The ESB-MACC houses an aqarium that is home to a very special species of salamander called the Ajplote. Their name is "Axolotl" in Nahuatl, which is an indigenous language of Central Mexico spoken by the Aztecs of Ancient Mexico and still spoken in Mexico today. Revered by the Aztecs, the axolotl is unusual among salamanders in that the adults retain large external gills and demonstrate a remarkable ability to regenerate lost body parts. The Axolotl once made its home in the interconnected lakes that filled the basin of Tenochtitlan, where Mexico City now stands. But over the centuries, lakes and canals have been polluted, endangering the animal in its natural habitat. Axolotls are now being reproduced in capitivity and then reintroduced to the wild. The ESB-MACC’ s Education Department maintains a collection of 5 Axolotls that reside in an aquarium in the Raul Salinas room to inspire and educate visitors of all ages. If you are visiting the ESB-MACC, make a request at the Front Desk to view the adorable Axolotls!
ABOUT THE SAM Z. CORONADO GALLERY
The Sam Z. Coronado Gallery honors one of the most important figures in Austin’s Latino arts community. An accomplished visual artist who specialized in printmaking, Coronado was instrumental in establishing many foundational Latino arts organizations, from the Chicano Art Students Association he helped create as a University of Texas student to the Mexic-Arte Museum, the state’s official Mexican and Mexican-American art museum, which he co-founded in 1984 with Sylvia Orozco and Pio Pulido.
Free parking is available to those attending our programs, galleries and special events. A temporary parking pass is available in the main office.
Proposals are accepted year-round, and due to the large number of submissions received, ESB-MACC cannot guarantee immediate review of proposals. Submissions will not be returned. Emailed proposals will not be reviewed.
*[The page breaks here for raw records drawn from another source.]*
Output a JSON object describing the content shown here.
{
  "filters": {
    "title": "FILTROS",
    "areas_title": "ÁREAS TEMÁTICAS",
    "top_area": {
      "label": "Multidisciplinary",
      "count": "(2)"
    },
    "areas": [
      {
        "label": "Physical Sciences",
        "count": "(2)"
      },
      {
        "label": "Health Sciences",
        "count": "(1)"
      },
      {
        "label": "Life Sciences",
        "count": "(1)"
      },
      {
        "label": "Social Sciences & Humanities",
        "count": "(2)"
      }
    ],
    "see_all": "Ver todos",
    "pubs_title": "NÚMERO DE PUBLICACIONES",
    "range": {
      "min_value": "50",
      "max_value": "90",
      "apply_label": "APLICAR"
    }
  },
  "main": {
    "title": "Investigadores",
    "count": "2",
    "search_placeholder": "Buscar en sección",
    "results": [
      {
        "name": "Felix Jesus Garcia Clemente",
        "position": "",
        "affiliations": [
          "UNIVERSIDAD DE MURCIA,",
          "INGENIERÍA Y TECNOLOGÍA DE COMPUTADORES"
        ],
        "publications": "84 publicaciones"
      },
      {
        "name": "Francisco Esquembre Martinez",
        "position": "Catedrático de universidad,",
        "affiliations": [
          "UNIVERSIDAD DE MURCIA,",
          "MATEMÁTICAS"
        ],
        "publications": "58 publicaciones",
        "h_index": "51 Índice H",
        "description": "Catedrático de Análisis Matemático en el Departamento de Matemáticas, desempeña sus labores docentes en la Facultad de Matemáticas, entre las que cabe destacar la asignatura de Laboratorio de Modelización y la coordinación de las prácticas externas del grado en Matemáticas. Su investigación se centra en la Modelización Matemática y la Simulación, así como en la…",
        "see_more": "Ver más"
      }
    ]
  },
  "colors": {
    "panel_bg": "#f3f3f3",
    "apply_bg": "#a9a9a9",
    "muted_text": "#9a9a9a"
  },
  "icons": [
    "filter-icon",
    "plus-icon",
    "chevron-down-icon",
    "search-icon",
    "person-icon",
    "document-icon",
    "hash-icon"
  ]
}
All work samples should be of good quality. Please do not send originals as we cannot accept liability for damage or loss. To apply, please complete the gallery application below.